GOAL OF THE EXERCISE >> Every record is to be printed exactly as written; pictures are to be omitted.

EXERCISE MATERIAL >>
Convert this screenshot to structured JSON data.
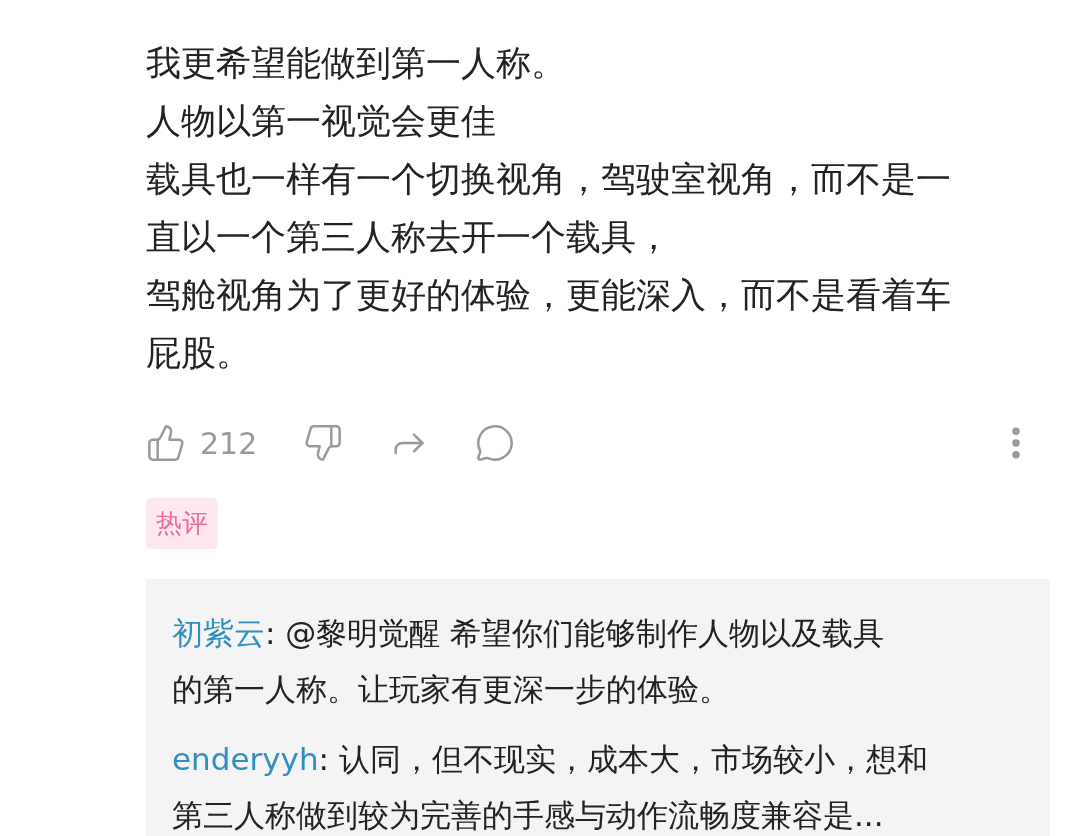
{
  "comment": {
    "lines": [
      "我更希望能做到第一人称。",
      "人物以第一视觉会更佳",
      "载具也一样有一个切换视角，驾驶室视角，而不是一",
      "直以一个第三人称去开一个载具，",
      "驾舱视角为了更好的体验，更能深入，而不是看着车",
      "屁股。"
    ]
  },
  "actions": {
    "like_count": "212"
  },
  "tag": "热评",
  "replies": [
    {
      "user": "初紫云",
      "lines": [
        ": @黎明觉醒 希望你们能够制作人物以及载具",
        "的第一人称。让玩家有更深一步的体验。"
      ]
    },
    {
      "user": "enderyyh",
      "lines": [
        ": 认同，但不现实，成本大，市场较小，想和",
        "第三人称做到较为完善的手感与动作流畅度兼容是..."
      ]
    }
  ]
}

RESULT OF THIS TASK >>
Convert this screenshot to structured JSON data.
{
  "comment": {
    "lines": [
      "我更希望能做到第一人称。",
      "人物以第一视觉会更佳",
      "载具也一样有一个切换视角，驾驶室视角，而不是一",
      "直以一个第三人称去开一个载具，",
      "驾舱视角为了更好的体验，更能深入，而不是看着车",
      "屁股。"
    ]
  },
  "actions": {
    "like_count": "212"
  },
  "tag": "热评",
  "replies": [
    {
      "user": "初紫云",
      "lines": [
        ": @黎明觉醒 希望你们能够制作人物以及载具",
        "的第一人称。让玩家有更深一步的体验。"
      ]
    },
    {
      "user": "enderyyh",
      "lines": [
        ": 认同，但不现实，成本大，市场较小，想和",
        "第三人称做到较为完善的手感与动作流畅度兼容是..."
      ]
    }
  ]
}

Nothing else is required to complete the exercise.